** Source material **

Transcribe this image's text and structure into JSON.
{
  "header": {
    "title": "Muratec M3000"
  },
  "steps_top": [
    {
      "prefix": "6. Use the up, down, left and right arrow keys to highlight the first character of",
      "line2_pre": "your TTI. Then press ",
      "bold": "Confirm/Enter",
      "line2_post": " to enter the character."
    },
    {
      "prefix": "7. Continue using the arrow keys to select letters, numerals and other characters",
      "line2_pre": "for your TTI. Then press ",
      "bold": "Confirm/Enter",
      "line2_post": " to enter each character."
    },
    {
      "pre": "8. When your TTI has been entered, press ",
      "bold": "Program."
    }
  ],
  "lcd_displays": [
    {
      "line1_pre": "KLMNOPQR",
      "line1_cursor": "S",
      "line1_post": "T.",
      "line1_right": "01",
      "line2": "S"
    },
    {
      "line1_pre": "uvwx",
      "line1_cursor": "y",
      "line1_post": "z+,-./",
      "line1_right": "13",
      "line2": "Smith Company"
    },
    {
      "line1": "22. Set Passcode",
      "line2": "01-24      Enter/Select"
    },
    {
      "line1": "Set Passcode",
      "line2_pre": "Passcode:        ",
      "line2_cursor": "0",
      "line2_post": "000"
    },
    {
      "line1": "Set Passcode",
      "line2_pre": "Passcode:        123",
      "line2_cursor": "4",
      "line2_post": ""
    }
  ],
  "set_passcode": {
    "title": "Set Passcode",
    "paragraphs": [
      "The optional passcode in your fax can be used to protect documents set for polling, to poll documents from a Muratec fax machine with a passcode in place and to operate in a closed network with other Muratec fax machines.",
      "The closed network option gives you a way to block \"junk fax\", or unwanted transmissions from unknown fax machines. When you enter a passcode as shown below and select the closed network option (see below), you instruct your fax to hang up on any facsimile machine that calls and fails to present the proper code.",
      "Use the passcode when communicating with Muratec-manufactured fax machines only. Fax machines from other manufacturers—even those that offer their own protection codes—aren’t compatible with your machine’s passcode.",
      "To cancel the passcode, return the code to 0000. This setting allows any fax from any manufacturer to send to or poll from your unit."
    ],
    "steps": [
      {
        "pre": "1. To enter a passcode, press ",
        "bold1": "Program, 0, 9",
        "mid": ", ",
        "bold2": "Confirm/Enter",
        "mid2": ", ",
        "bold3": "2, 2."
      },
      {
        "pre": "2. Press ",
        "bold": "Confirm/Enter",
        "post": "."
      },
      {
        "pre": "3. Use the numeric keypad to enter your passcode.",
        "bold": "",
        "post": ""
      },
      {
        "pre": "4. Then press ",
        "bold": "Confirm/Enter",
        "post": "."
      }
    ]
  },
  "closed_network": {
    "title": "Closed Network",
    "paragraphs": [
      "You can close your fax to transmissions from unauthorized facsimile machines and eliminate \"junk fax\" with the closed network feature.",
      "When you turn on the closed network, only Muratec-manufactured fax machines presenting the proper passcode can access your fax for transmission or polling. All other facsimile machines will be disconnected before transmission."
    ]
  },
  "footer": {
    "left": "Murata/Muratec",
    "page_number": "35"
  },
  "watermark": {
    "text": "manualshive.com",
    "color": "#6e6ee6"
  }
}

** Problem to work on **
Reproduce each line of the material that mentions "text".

** Expected answer **
Transcribe this image's text and structure into JSON.
    "text": "manualshive.com",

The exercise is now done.